Although investors are increasingly aware of water risks in their portfolios linked to agriculture, there is still work to be done to improve risk analysis and mitigation strategies. Several investors have begun by simply asking companies for better disclosure of agriculture supply chain risks.
So what do hamburgers and price per pound have to do with equity-oriented long-only smart beta products? A lot more than you think.
Water risks can lead to unlimited financial impact and loss. Have you embedded water risk analysis into your portfolio management process? There are a number of increasingly sophisticated approaches that investors can take.
For years, researchers have used historical returns as proxies for estimating equity risk premium. This approach is problematic, however, because the resulting estimates don't vary from one year to the next, even though equity market returns can be wildly divergent from year to year. Katsunari Yamaguchi, CFA, has developed a new method for estimating equity premiums.
This highly readable and informative book can serve the needs of a variety of individuals. The end-of-chapter problems make the book suitable for a classroom setting for those who plan to become practicing risk managers. Readers interested in gaining a general overview of risk management will also find the book valuable.
"Whiskey is for drinking; water is for fighting over." In these increasingly water-constrained times, this quote is as relevant as ever. The fact is water — or the lack of it — poses investor risks. Companies and investors can no longer ignore increasing competition over limited water resources.
Today, strategy adds value when it understands and exploits uncertainty better than the competition. Pure efficiency can no longer be the only way.
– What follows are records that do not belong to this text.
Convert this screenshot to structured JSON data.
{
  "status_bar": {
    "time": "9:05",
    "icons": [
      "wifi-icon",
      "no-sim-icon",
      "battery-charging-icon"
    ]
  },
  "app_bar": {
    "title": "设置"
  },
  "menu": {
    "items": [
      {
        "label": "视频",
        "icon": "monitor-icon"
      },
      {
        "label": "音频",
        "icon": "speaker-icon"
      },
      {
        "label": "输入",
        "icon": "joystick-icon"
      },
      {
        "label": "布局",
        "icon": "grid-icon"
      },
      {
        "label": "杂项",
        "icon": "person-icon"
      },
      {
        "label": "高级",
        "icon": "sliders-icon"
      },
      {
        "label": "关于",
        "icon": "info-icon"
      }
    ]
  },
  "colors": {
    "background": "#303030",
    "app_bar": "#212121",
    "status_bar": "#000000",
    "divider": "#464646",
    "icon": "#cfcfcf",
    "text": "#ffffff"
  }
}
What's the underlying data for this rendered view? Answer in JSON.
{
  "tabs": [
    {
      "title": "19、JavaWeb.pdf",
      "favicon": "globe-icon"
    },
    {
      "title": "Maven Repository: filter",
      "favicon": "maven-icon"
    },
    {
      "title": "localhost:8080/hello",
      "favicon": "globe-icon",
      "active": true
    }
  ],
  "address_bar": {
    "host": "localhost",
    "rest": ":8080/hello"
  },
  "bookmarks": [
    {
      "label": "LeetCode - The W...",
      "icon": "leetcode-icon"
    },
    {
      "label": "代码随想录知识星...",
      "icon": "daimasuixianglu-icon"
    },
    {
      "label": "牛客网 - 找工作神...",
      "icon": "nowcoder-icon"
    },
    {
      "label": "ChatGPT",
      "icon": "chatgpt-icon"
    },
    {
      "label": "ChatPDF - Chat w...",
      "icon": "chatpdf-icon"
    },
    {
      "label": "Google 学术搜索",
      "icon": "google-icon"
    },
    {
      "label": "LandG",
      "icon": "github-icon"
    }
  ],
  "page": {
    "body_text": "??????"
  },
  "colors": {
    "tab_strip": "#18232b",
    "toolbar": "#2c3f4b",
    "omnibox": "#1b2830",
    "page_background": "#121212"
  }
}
Analyzing a client’s environment, their lifetime experiences, and even their genetic disposition for risk taking can lead to more reliable assessments of investor risk profiles and consequently better risk identification.